Instructions for the task
Reproduce every entry precisely as written.

Source data
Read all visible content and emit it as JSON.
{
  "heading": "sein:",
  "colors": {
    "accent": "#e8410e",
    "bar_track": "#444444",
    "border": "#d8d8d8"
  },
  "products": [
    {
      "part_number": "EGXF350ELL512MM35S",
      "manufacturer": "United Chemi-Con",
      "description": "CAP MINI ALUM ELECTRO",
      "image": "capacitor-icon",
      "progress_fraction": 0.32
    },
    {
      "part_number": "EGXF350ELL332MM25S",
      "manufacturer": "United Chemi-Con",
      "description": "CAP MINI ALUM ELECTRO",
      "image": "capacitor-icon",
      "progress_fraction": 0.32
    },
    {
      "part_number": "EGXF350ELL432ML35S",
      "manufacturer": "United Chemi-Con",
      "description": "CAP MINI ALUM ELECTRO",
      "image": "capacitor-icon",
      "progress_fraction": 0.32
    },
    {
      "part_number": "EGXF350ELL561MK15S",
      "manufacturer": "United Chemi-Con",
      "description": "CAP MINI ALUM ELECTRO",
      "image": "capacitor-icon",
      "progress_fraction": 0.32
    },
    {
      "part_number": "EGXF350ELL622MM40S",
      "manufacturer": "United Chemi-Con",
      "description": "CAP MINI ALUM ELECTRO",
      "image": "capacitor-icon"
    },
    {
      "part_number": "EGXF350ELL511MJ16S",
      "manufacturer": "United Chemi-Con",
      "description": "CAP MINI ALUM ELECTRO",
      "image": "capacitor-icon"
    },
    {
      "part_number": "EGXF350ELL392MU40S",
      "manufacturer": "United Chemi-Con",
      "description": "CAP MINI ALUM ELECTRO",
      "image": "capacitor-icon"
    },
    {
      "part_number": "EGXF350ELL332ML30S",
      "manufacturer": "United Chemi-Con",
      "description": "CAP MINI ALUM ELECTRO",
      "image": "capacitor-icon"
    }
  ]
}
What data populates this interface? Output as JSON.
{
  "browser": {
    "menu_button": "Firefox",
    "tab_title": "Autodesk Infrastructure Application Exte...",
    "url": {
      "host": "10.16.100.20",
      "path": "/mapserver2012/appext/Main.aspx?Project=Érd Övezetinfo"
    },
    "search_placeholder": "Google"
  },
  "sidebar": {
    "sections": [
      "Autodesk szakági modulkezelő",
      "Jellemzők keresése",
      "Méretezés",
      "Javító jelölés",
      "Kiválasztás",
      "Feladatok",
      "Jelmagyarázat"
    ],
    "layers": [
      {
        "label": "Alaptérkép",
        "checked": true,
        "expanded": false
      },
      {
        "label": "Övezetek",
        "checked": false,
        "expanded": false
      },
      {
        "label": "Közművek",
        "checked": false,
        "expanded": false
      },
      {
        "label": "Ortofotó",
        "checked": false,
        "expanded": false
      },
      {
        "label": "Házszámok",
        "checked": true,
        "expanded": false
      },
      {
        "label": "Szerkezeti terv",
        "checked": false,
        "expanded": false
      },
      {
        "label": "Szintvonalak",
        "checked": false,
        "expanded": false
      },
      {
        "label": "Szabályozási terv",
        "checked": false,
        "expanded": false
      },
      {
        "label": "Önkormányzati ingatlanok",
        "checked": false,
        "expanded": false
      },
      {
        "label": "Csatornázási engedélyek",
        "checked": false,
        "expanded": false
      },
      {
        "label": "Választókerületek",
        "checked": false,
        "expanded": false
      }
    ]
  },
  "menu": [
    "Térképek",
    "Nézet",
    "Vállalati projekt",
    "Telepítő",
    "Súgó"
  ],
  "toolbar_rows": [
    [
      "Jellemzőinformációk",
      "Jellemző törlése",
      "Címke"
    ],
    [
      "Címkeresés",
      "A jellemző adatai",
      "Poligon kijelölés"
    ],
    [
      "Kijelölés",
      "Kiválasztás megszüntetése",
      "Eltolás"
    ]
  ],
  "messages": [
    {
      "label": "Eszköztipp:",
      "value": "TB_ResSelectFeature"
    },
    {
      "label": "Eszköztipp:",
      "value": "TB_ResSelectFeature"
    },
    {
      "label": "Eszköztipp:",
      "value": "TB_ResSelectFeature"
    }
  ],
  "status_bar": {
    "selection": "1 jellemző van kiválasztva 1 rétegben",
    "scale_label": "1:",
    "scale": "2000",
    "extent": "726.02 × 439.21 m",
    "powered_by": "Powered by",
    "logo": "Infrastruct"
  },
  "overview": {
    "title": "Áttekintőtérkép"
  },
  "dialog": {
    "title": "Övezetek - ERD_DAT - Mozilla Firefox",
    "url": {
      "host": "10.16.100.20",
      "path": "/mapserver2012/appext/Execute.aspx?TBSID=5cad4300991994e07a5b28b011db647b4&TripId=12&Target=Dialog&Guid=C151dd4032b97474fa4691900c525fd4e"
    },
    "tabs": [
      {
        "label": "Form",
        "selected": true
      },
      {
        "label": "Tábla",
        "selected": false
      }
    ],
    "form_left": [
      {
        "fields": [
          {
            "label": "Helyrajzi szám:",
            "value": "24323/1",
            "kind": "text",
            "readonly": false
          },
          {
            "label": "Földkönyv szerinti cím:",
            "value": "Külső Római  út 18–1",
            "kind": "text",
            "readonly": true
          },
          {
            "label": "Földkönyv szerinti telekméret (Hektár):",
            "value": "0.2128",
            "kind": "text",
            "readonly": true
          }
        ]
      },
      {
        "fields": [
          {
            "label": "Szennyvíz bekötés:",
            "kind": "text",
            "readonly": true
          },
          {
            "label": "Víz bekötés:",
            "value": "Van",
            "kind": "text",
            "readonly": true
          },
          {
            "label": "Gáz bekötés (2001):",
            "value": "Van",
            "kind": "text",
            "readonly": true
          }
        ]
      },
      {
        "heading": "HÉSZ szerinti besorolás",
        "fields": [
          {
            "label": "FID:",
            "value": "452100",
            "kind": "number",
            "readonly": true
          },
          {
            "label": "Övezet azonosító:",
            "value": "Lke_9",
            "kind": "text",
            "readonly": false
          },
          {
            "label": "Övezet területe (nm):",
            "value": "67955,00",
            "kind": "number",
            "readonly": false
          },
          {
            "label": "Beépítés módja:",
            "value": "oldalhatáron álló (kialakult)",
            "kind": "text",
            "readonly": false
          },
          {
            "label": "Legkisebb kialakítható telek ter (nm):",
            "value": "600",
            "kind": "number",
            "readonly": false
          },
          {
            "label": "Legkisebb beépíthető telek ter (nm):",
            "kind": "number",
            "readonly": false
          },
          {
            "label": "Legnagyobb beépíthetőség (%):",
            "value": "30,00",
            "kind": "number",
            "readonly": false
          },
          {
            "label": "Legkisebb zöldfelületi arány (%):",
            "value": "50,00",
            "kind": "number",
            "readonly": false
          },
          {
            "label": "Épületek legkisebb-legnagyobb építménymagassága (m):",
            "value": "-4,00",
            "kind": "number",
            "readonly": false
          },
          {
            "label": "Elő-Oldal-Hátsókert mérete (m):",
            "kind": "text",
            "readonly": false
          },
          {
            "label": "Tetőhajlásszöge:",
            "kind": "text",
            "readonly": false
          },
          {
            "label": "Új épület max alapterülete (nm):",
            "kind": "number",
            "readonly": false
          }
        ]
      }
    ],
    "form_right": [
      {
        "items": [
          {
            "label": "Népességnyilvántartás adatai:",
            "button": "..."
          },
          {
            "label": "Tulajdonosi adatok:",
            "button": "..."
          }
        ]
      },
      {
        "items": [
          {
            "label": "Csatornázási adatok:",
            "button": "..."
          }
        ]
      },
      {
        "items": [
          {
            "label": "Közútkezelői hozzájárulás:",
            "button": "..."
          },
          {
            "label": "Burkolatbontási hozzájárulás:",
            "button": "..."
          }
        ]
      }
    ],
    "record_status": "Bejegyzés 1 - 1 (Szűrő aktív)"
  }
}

Output below
Read all visible content and emit it as JSON.
{
  "heading": "sein:",
  "colors": {
    "accent": "#e8410e",
    "bar_track": "#444444",
    "border": "#d8d8d8"
  },
  "products": [
    {
      "part_number": "EGXF350ELL512MM35S",
      "manufacturer": "United Chemi-Con",
      "description": "CAP MINI ALUM ELECTRO",
      "image": "capacitor-icon",
      "progress_fraction": 0.32
    },
    {
      "part_number": "EGXF350ELL332MM25S",
      "manufacturer": "United Chemi-Con",
      "description": "CAP MINI ALUM ELECTRO",
      "image": "capacitor-icon",
      "progress_fraction": 0.32
    },
    {
      "part_number": "EGXF350ELL432ML35S",
      "manufacturer": "United Chemi-Con",
      "description": "CAP MINI ALUM ELECTRO",
      "image": "capacitor-icon",
      "progress_fraction": 0.32
    },
    {
      "part_number": "EGXF350ELL561MK15S",
      "manufacturer": "United Chemi-Con",
      "description": "CAP MINI ALUM ELECTRO",
      "image": "capacitor-icon",
      "progress_fraction": 0.32
    },
    {
      "part_number": "EGXF350ELL622MM40S",
      "manufacturer": "United Chemi-Con",
      "description": "CAP MINI ALUM ELECTRO",
      "image": "capacitor-icon"
    },
    {
      "part_number": "EGXF350ELL511MJ16S",
      "manufacturer": "United Chemi-Con",
      "description": "CAP MINI ALUM ELECTRO",
      "image": "capacitor-icon"
    },
    {
      "part_number": "EGXF350ELL392MU40S",
      "manufacturer": "United Chemi-Con",
      "description": "CAP MINI ALUM ELECTRO",
      "image": "capacitor-icon"
    },
    {
      "part_number": "EGXF350ELL332ML30S",
      "manufacturer": "United Chemi-Con",
      "description": "CAP MINI ALUM ELECTRO",
      "image": "capacitor-icon"
    }
  ]
}
What data populates this interface? Output as JSON.
{
  "browser": {
    "menu_button": "Firefox",
    "tab_title": "Autodesk Infrastructure Application Exte...",
    "url": {
      "host": "10.16.100.20",
      "path": "/mapserver2012/appext/Main.aspx?Project=Érd Övezetinfo"
    },
    "search_placeholder": "Google"
  },
  "sidebar": {
    "sections": [
      "Autodesk szakági modulkezelő",
      "Jellemzők keresése",
      "Méretezés",
      "Javító jelölés",
      "Kiválasztás",
      "Feladatok",
      "Jelmagyarázat"
    ],
    "layers": [
      {
        "label": "Alaptérkép",
        "checked": true,
        "expanded": false
      },
      {
        "label": "Övezetek",
        "checked": false,
        "expanded": false
      },
      {
        "label": "Közművek",
        "checked": false,
        "expanded": false
      },
      {
        "label": "Ortofotó",
        "checked": false,
        "expanded": false
      },
      {
        "label": "Házszámok",
        "checked": true,
        "expanded": false
      },
      {
        "label": "Szerkezeti terv",
        "checked": false,
        "expanded": false
      },
      {
        "label": "Szintvonalak",
        "checked": false,
        "expanded": false
      },
      {
        "label": "Szabályozási terv",
        "checked": false,
        "expanded": false
      },
      {
        "label": "Önkormányzati ingatlanok",
        "checked": false,
        "expanded": false
      },
      {
        "label": "Csatornázási engedélyek",
        "checked": false,
        "expanded": false
      },
      {
        "label": "Választókerületek",
        "checked": false,
        "expanded": false
      }
    ]
  },
  "menu": [
    "Térképek",
    "Nézet",
    "Vállalati projekt",
    "Telepítő",
    "Súgó"
  ],
  "toolbar_rows": [
    [
      "Jellemzőinformációk",
      "Jellemző törlése",
      "Címke"
    ],
    [
      "Címkeresés",
      "A jellemző adatai",
      "Poligon kijelölés"
    ],
    [
      "Kijelölés",
      "Kiválasztás megszüntetése",
      "Eltolás"
    ]
  ],
  "messages": [
    {
      "label": "Eszköztipp:",
      "value": "TB_ResSelectFeature"
    },
    {
      "label": "Eszköztipp:",
      "value": "TB_ResSelectFeature"
    },
    {
      "label": "Eszköztipp:",
      "value": "TB_ResSelectFeature"
    }
  ],
  "status_bar": {
    "selection": "1 jellemző van kiválasztva 1 rétegben",
    "scale_label": "1:",
    "scale": "2000",
    "extent": "726.02 × 439.21 m",
    "powered_by": "Powered by",
    "logo": "Infrastruct"
  },
  "overview": {
    "title": "Áttekintőtérkép"
  },
  "dialog": {
    "title": "Övezetek - ERD_DAT - Mozilla Firefox",
    "url": {
      "host": "10.16.100.20",
      "path": "/mapserver2012/appext/Execute.aspx?TBSID=5cad4300991994e07a5b28b011db647b4&TripId=12&Target=Dialog&Guid=C151dd4032b97474fa4691900c525fd4e"
    },
    "tabs": [
      {
        "label": "Form",
        "selected": true
      },
      {
        "label": "Tábla",
        "selected": false
      }
    ],
    "form_left": [
      {
        "fields": [
          {
            "label": "Helyrajzi szám:",
            "value": "24323/1",
            "kind": "text",
            "readonly": false
          },
          {
            "label": "Földkönyv szerinti cím:",
            "value": "Külső Római  út 18–1",
            "kind": "text",
            "readonly": true
          },
          {
            "label": "Földkönyv szerinti telekméret (Hektár):",
            "value": "0.2128",
            "kind": "text",
            "readonly": true
          }
        ]
      },
      {
        "fields": [
          {
            "label": "Szennyvíz bekötés:",
            "kind": "text",
            "readonly": true
          },
          {
            "label": "Víz bekötés:",
            "value": "Van",
            "kind": "text",
            "readonly": true
          },
          {
            "label": "Gáz bekötés (2001):",
            "value": "Van",
            "kind": "text",
            "readonly": true
          }
        ]
      },
      {
        "heading": "HÉSZ szerinti besorolás",
        "fields": [
          {
            "label": "FID:",
            "value": "452100",
            "kind": "number",
            "readonly": true
          },
          {
            "label": "Övezet azonosító:",
            "value": "Lke_9",
            "kind": "text",
            "readonly": false
          },
          {
            "label": "Övezet területe (nm):",
            "value": "67955,00",
            "kind": "number",
            "readonly": false
          },
          {
            "label": "Beépítés módja:",
            "value": "oldalhatáron álló (kialakult)",
            "kind": "text",
            "readonly": false
          },
          {
            "label": "Legkisebb kialakítható telek ter (nm):",
            "value": "600",
            "kind": "number",
            "readonly": false
          },
          {
            "label": "Legkisebb beépíthető telek ter (nm):",
            "kind": "number",
            "readonly": false
          },
          {
            "label": "Legnagyobb beépíthetőség (%):",
            "value": "30,00",
            "kind": "number",
            "readonly": false
          },
          {
            "label": "Legkisebb zöldfelületi arány (%):",
            "value": "50,00",
            "kind": "number",
            "readonly": false
          },
          {
            "label": "Épületek legkisebb-legnagyobb építménymagassága (m):",
            "value": "-4,00",
            "kind": "number",
            "readonly": false
          },
          {
            "label": "Elő-Oldal-Hátsókert mérete (m):",
            "kind": "text",
            "readonly": false
          },
          {
            "label": "Tetőhajlásszöge:",
            "kind": "text",
            "readonly": false
          },
          {
            "label": "Új épület max alapterülete (nm):",
            "kind": "number",
            "readonly": false
          }
        ]
      }
    ],
    "form_right": [
      {
        "items": [
          {
            "label": "Népességnyilvántartás adatai:",
            "button": "..."
          },
          {
            "label": "Tulajdonosi adatok:",
            "button": "..."
          }
        ]
      },
      {
        "items": [
          {
            "label": "Csatornázási adatok:",
            "button": "..."
          }
        ]
      },
      {
        "items": [
          {
            "label": "Közútkezelői hozzájárulás:",
            "button": "..."
          },
          {
            "label": "Burkolatbontási hozzájárulás:",
            "button": "..."
          }
        ]
      }
    ],
    "record_status": "Bejegyzés 1 - 1 (Szűrő aktív)"
  }
}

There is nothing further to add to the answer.